From here, you can now prepare the report. If it is merely a one-time report, click run after you have selected the template and table columns.
If you are going to need to report on the same thing repeatedly, you can save the report as a button. Just provide a caption for the button and save your report.
There are two report types to select from:
Multirow Report: this combines multiple records into a single table; this is used when you want to look at a cross-section of your data such as a Staff Listing or ToDo List.
Single Row Report: this returns a single record in a specific table with all related rows. This is used when you need to report on the selected record (for example printing an invoice with its details).
This sets how the report will be outputted. When the report button is first created, you can only have one method of output. Available options are: Csv, Excel (if you want to export the data), PDF, Quick View, and Print at Server.
If the report is saved then you can add more output options:
When you add PDF as an output option, you will also be able to setup the page format for the PDF file:
When Excel is added as an output option, an Excel tab is added that allows you to use an existing Excel spreadsheet template for outputting to. For more information on how to use this feature, please refer to the article on Excel templates in the knowledge base.
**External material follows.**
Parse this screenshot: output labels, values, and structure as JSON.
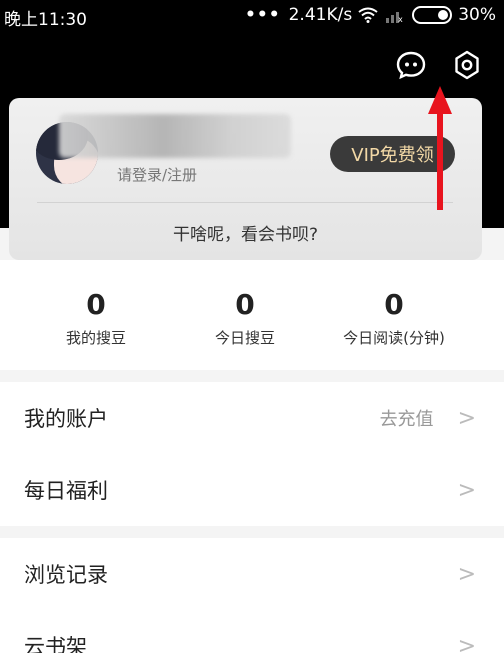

Here you can customize what fields to report on as well as how you want the information ordered.
Administrators can add SQL filter expressions to further refine the report if necessary. An example of an expression:
If the table you are reporting on has child tables, you can add rows from those tables to the report. These child tables will show up in the Options list as Table_name::Rows:
Adding these to the Field/Rows section will add new tabs that you can now use to add specific rows and columns from the child tables to the current report.
If the report tab is visible it means that there are available report templates that you can choose to use. These templates can be edited to further customize the output.
A final note about these reports. While the Quick View and PDF allow for a formatted, static view of the specific data, keep in mind that the CSV/Excel output will be more useful in terms of allowing users to work with the data directly and create graphs and reports within Excel that are better suited for their purposes.
We are going to build a report to show all expenses that have an age of at least 20 days. As we want to see all expenses, we want a multirow report.
In the Details tab, we add the “Age” field in the Fields/Rows section, add ‘vAge” into the Sort Order as we are going to sort on age in descending order and then add an expression in the Filter field so that we only get items that have an age of 20 days or more. We are also going to remove the “Purpose” and “Expense Report ID” from the Fields/Rows section.
With the report now setup, we can run it and see what the results are:
This is an example of a report using single row as the report type and having a child table (in this case, data from the Expense Detail table) added to the report:
With the ability to create quick custom reports and exports, the user has another tool to better visualize the data that they need to work with whether as a static one-time report or outputted data in a spreadsheet. To check out how these features work, go to dbFront.com, download and explore these features and more.